EXERCISE REQUIREMENTS – Where does the string "icon" occur in the entries below? Copy every line where it does.

[Recorded data]
<<<<
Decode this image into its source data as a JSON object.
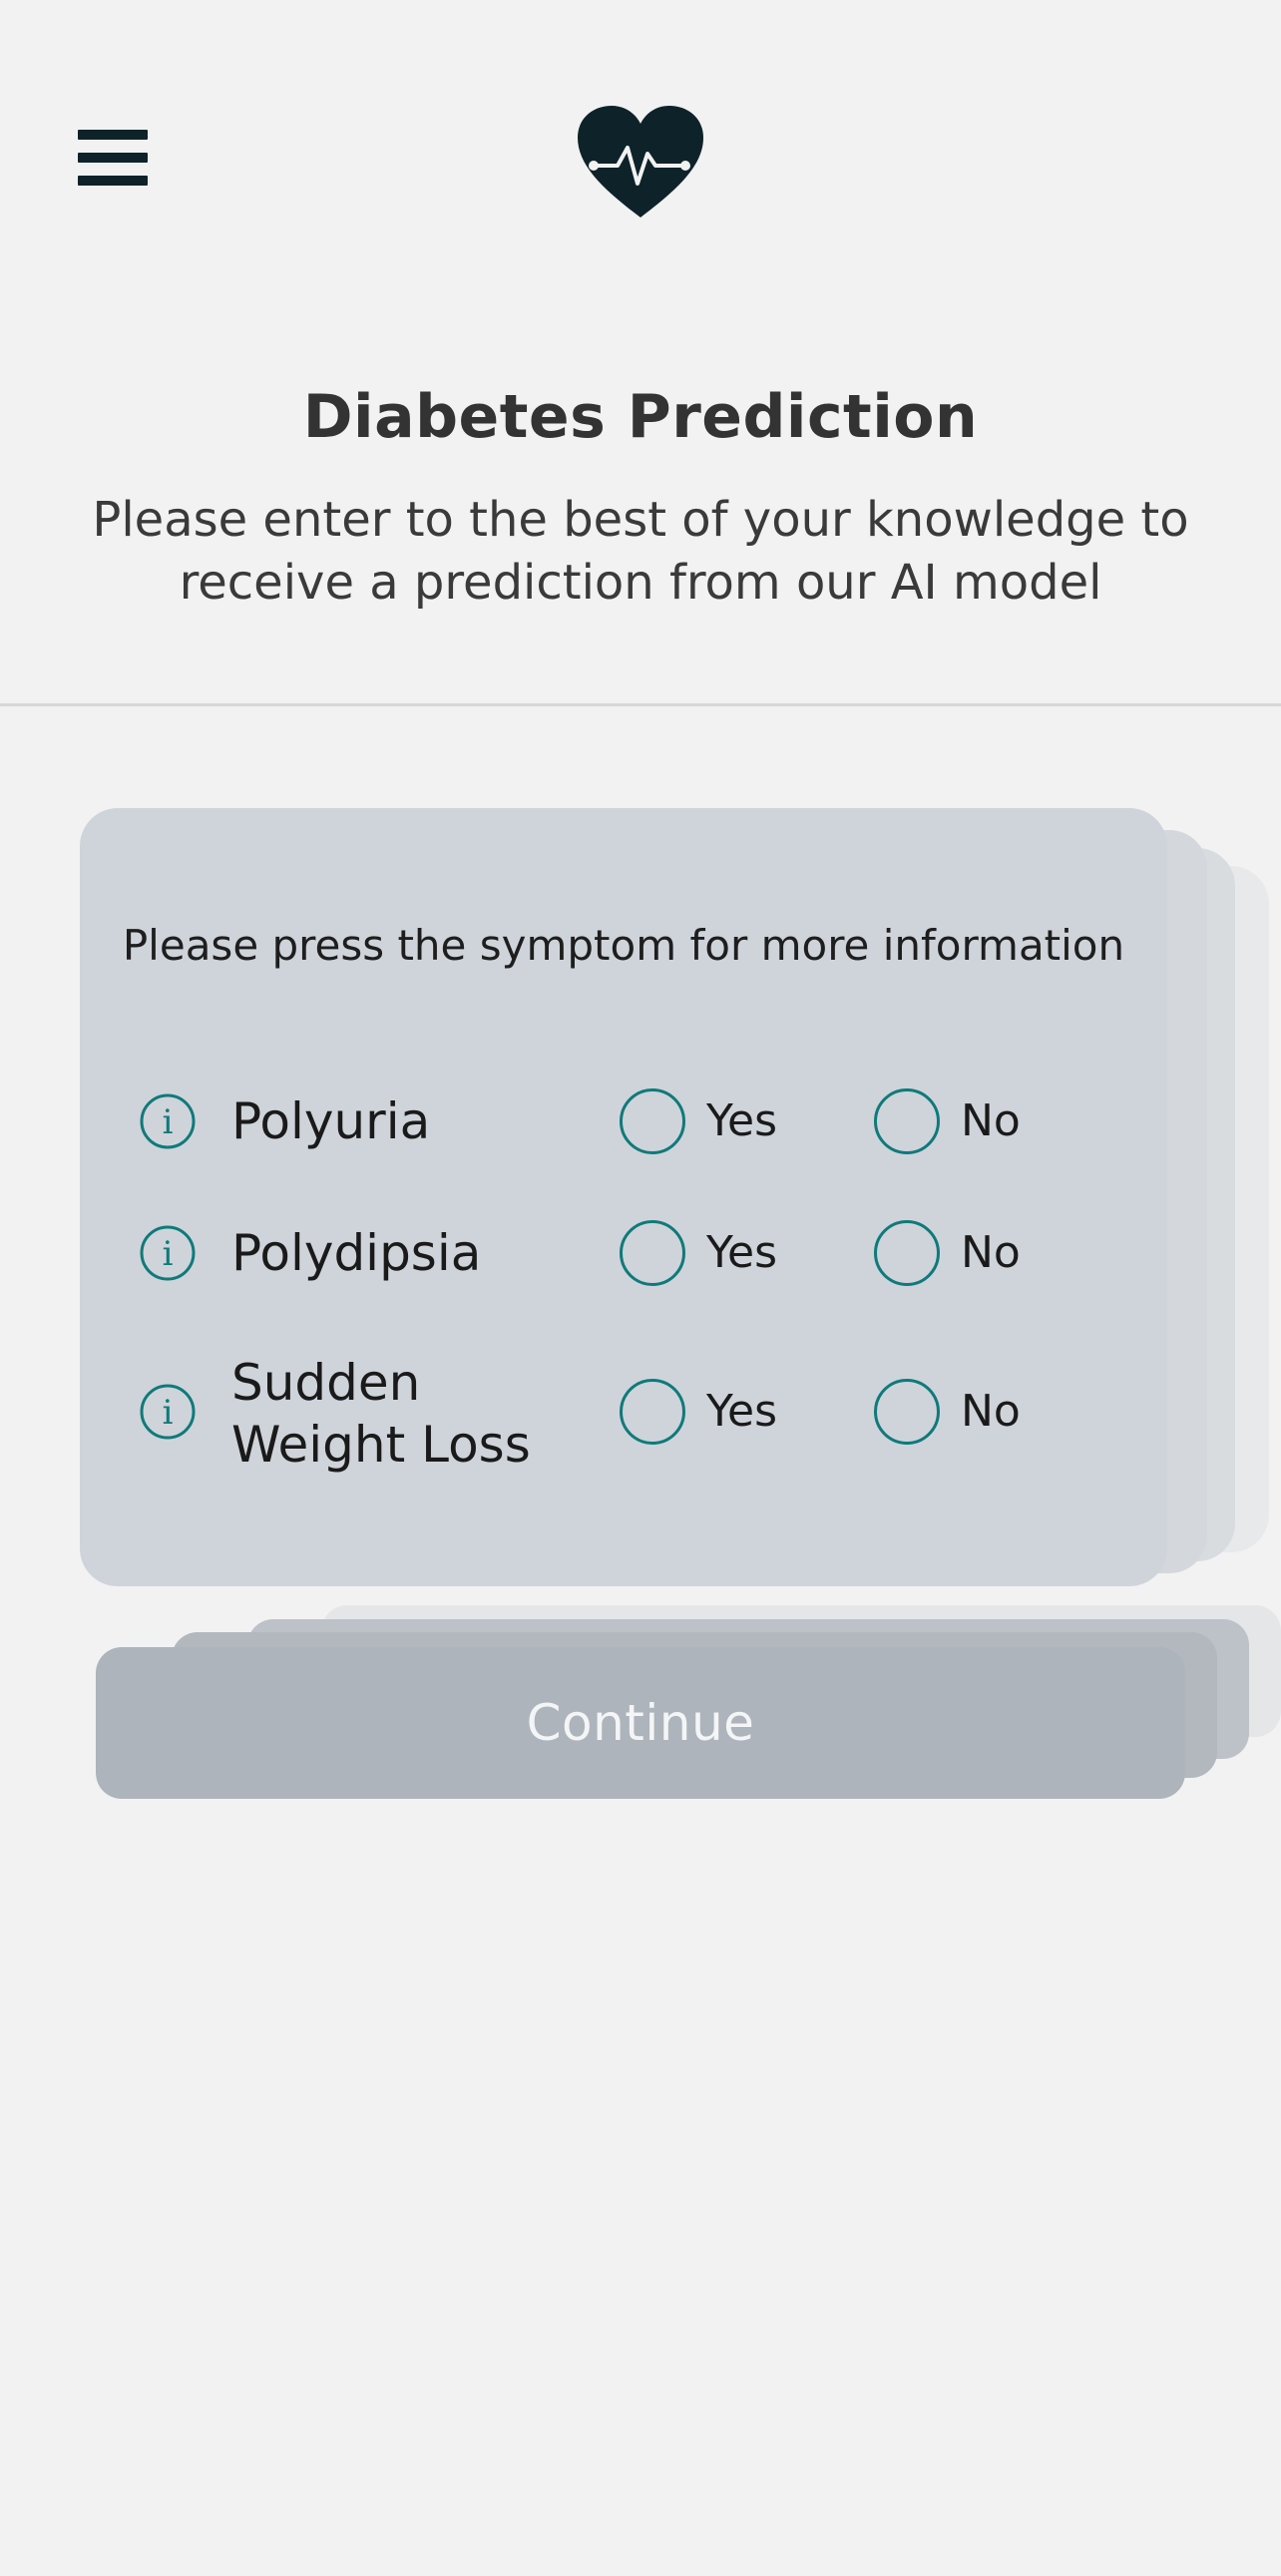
{
  "header": {
    "menu_icon": "hamburger-menu-icon",
    "logo_icon": "heart-pulse-icon",
    "title": "Diabetes Prediction",
    "subtitle": "Please enter to the best of your knowledge to receive a prediction from our AI model"
  },
  "card": {
    "hint": "Please press the symptom for more information",
    "info_icon": "info-icon",
    "rows": [
      {
        "symptom": "Polyuria",
        "yes_label": "Yes",
        "no_label": "No"
      },
      {
        "symptom": "Polydipsia",
        "yes_label": "Yes",
        "no_label": "No"
      },
      {
        "symptom_line1": "Sudden",
        "symptom_line2": "Weight Loss",
        "yes_label": "Yes",
        "no_label": "No"
      }
    ]
  },
  "continue_label": "Continue",
  "colors": {
    "background": "#f2f2f2",
    "card": "#cfd4da",
    "accent": "#0f7a7a",
    "button": "#adb4bb",
    "logo": "#0e2229"
  }
}
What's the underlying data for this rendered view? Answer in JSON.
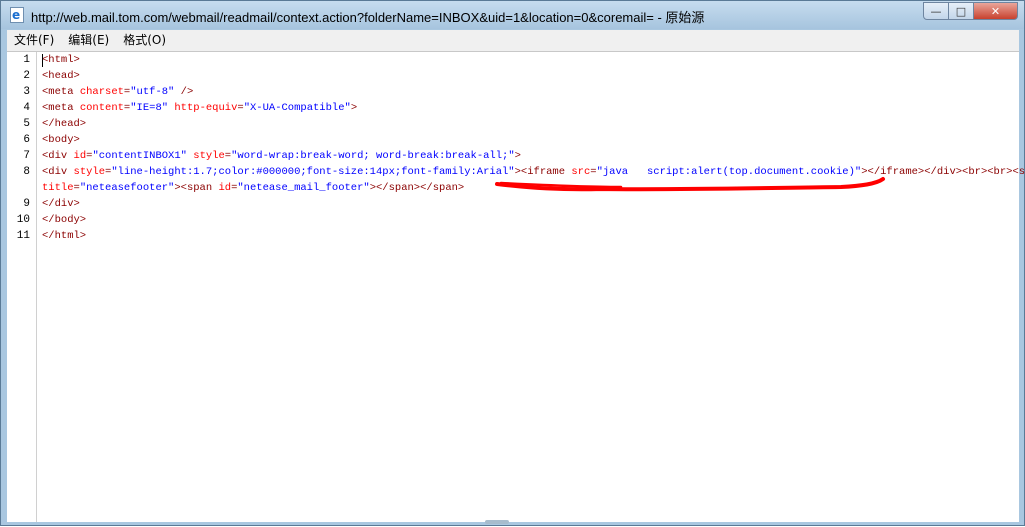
{
  "window": {
    "title": "http://web.mail.tom.com/webmail/readmail/context.action?folderName=INBOX&uid=1&location=0&coremail= - 原始源",
    "controls": {
      "minimize": "—",
      "maximize": "□",
      "close": "✕"
    }
  },
  "menu": {
    "items": [
      "文件(F)",
      "编辑(E)",
      "格式(O)"
    ]
  },
  "lines": [
    {
      "num": "1",
      "parts": [
        [
          "t",
          "<html>"
        ]
      ]
    },
    {
      "num": "2",
      "parts": [
        [
          "t",
          "<head>"
        ]
      ]
    },
    {
      "num": "3",
      "parts": [
        [
          "t",
          "<meta "
        ],
        [
          "a",
          "charset"
        ],
        [
          "t",
          "="
        ],
        [
          "v",
          "\"utf-8\""
        ],
        [
          "t",
          " />"
        ]
      ]
    },
    {
      "num": "4",
      "parts": [
        [
          "t",
          "<meta "
        ],
        [
          "a",
          "content"
        ],
        [
          "t",
          "="
        ],
        [
          "v",
          "\"IE=8\""
        ],
        [
          "t",
          " "
        ],
        [
          "a",
          "http-equiv"
        ],
        [
          "t",
          "="
        ],
        [
          "v",
          "\"X-UA-Compatible\""
        ],
        [
          "t",
          ">"
        ]
      ]
    },
    {
      "num": "5",
      "parts": [
        [
          "t",
          "</head>"
        ]
      ]
    },
    {
      "num": "6",
      "parts": [
        [
          "t",
          "<body>"
        ]
      ]
    },
    {
      "num": "7",
      "parts": [
        [
          "t",
          "<div "
        ],
        [
          "a",
          "id"
        ],
        [
          "t",
          "="
        ],
        [
          "v",
          "\"contentINBOX1\""
        ],
        [
          "t",
          " "
        ],
        [
          "a",
          "style"
        ],
        [
          "t",
          "="
        ],
        [
          "v",
          "\"word-wrap:break-word; word-break:break-all;\""
        ],
        [
          "t",
          ">"
        ]
      ]
    },
    {
      "num": "8",
      "parts": [
        [
          "t",
          "<div "
        ],
        [
          "a",
          "style"
        ],
        [
          "t",
          "="
        ],
        [
          "v",
          "\"line-height:1.7;color:#000000;font-size:14px;font-family:Arial\""
        ],
        [
          "t",
          ">"
        ],
        [
          "t",
          "<iframe "
        ],
        [
          "a",
          "src"
        ],
        [
          "t",
          "="
        ],
        [
          "v",
          "\"java   script:alert(top.document.cookie)\""
        ],
        [
          "t",
          "></iframe>"
        ],
        [
          "t",
          "</div><br><br><span"
        ]
      ]
    },
    {
      "num": "",
      "parts": [
        [
          "a",
          "title"
        ],
        [
          "t",
          "="
        ],
        [
          "v",
          "\"neteasefooter\""
        ],
        [
          "t",
          "><span "
        ],
        [
          "a",
          "id"
        ],
        [
          "t",
          "="
        ],
        [
          "v",
          "\"netease_mail_footer\""
        ],
        [
          "t",
          "></span></span>"
        ]
      ]
    },
    {
      "num": "9",
      "parts": [
        [
          "t",
          "</div>"
        ]
      ]
    },
    {
      "num": "10",
      "parts": [
        [
          "t",
          "</body>"
        ]
      ]
    },
    {
      "num": "11",
      "parts": [
        [
          "t",
          "</html>"
        ]
      ]
    }
  ],
  "colors": {
    "tag": "#8b0000",
    "attr": "#ff0000",
    "value": "#0000ff",
    "annotation": "#ff0000"
  }
}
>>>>
SOLUTION FOR THIS TASK –
    "menu_icon": "hamburger-menu-icon",
    "logo_icon": "heart-pulse-icon",
    "info_icon": "info-icon",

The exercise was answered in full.